** Opening PROVIDED ENTRIES block **

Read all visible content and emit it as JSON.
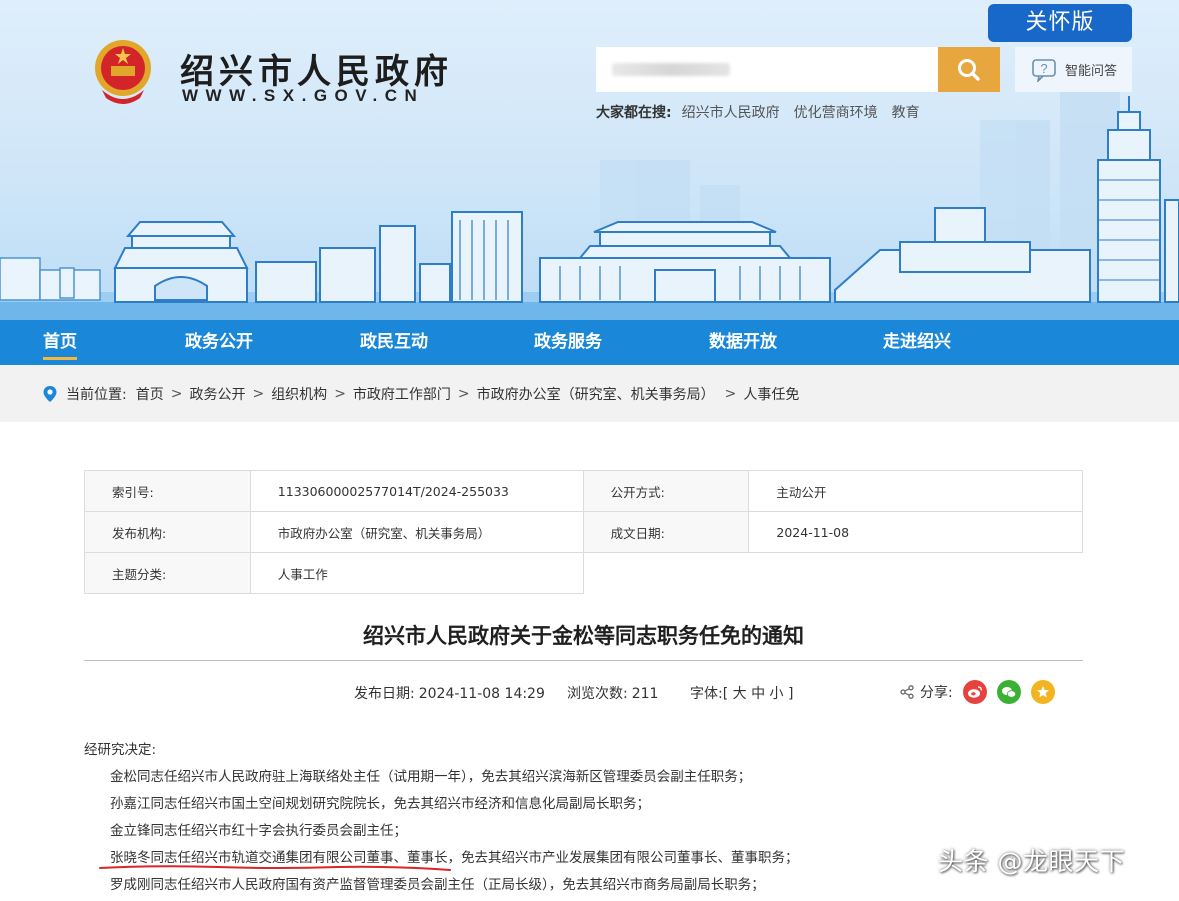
{
  "header": {
    "site_title": "绍兴市人民政府",
    "site_url": "WWW.SX.GOV.CN",
    "care_label": "关怀版",
    "search_placeholder": "",
    "qa_label": "智能问答",
    "hot_search_label": "大家都在搜:",
    "hot_search_items": [
      "绍兴市人民政府",
      "优化营商环境",
      "教育"
    ]
  },
  "nav": {
    "items": [
      "首页",
      "政务公开",
      "政民互动",
      "政务服务",
      "数据开放",
      "走进绍兴"
    ],
    "active_index": 0
  },
  "breadcrumb": {
    "label": "当前位置:",
    "items": [
      "首页",
      "政务公开",
      "组织机构",
      "市政府工作部门",
      "市政府办公室（研究室、机关事务局）",
      "人事任免"
    ]
  },
  "meta": {
    "index_no_label": "索引号:",
    "index_no": "11330600002577014T/2024-255033",
    "public_mode_label": "公开方式:",
    "public_mode": "主动公开",
    "publisher_label": "发布机构:",
    "publisher": "市政府办公室（研究室、机关事务局）",
    "doc_date_label": "成文日期:",
    "doc_date": "2024-11-08",
    "topic_label": "主题分类:",
    "topic": "人事工作"
  },
  "article": {
    "title": "绍兴市人民政府关于金松等同志职务任免的通知",
    "publish_date_label": "发布日期:",
    "publish_date": "2024-11-08 14:29",
    "views_label": "浏览次数:",
    "views": "211",
    "font_label": "字体:[ 大 中 小 ]",
    "share_label": "分享:",
    "intro": "经研究决定:",
    "paragraphs": [
      "金松同志任绍兴市人民政府驻上海联络处主任（试用期一年），免去其绍兴滨海新区管理委员会副主任职务；",
      "孙嘉江同志任绍兴市国土空间规划研究院院长，免去其绍兴市经济和信息化局副局长职务；",
      "金立锋同志任绍兴市红十字会执行委员会副主任；",
      "张晓冬同志任绍兴市轨道交通集团有限公司董事、董事长，免去其绍兴市产业发展集团有限公司董事长、董事职务；",
      "罗成刚同志任绍兴市人民政府国有资产监督管理委员会副主任（正局长级），免去其绍兴市商务局副局长职务；"
    ]
  },
  "watermark": "头条 @龙眼天下",
  "colors": {
    "nav_bg": "#1a87d8",
    "care_bg": "#1868c9",
    "search_btn": "#e8a63f",
    "nav_active_underline": "#f6b73c",
    "mark_red": "#d8262b"
  }
}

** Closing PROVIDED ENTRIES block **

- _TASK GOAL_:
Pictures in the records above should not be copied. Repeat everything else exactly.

- _WRITTEN REPLY_:
Read all visible content and emit it as JSON.
{
  "header": {
    "site_title": "绍兴市人民政府",
    "site_url": "WWW.SX.GOV.CN",
    "care_label": "关怀版",
    "search_placeholder": "",
    "qa_label": "智能问答",
    "hot_search_label": "大家都在搜:",
    "hot_search_items": [
      "绍兴市人民政府",
      "优化营商环境",
      "教育"
    ]
  },
  "nav": {
    "items": [
      "首页",
      "政务公开",
      "政民互动",
      "政务服务",
      "数据开放",
      "走进绍兴"
    ],
    "active_index": 0
  },
  "breadcrumb": {
    "label": "当前位置:",
    "items": [
      "首页",
      "政务公开",
      "组织机构",
      "市政府工作部门",
      "市政府办公室（研究室、机关事务局）",
      "人事任免"
    ]
  },
  "meta": {
    "index_no_label": "索引号:",
    "index_no": "11330600002577014T/2024-255033",
    "public_mode_label": "公开方式:",
    "public_mode": "主动公开",
    "publisher_label": "发布机构:",
    "publisher": "市政府办公室（研究室、机关事务局）",
    "doc_date_label": "成文日期:",
    "doc_date": "2024-11-08",
    "topic_label": "主题分类:",
    "topic": "人事工作"
  },
  "article": {
    "title": "绍兴市人民政府关于金松等同志职务任免的通知",
    "publish_date_label": "发布日期:",
    "publish_date": "2024-11-08 14:29",
    "views_label": "浏览次数:",
    "views": "211",
    "font_label": "字体:[ 大 中 小 ]",
    "share_label": "分享:",
    "intro": "经研究决定:",
    "paragraphs": [
      "金松同志任绍兴市人民政府驻上海联络处主任（试用期一年），免去其绍兴滨海新区管理委员会副主任职务；",
      "孙嘉江同志任绍兴市国土空间规划研究院院长，免去其绍兴市经济和信息化局副局长职务；",
      "金立锋同志任绍兴市红十字会执行委员会副主任；",
      "张晓冬同志任绍兴市轨道交通集团有限公司董事、董事长，免去其绍兴市产业发展集团有限公司董事长、董事职务；",
      "罗成刚同志任绍兴市人民政府国有资产监督管理委员会副主任（正局长级），免去其绍兴市商务局副局长职务；"
    ]
  },
  "watermark": "头条 @龙眼天下",
  "colors": {
    "nav_bg": "#1a87d8",
    "care_bg": "#1868c9",
    "search_btn": "#e8a63f",
    "nav_active_underline": "#f6b73c",
    "mark_red": "#d8262b"
  }
}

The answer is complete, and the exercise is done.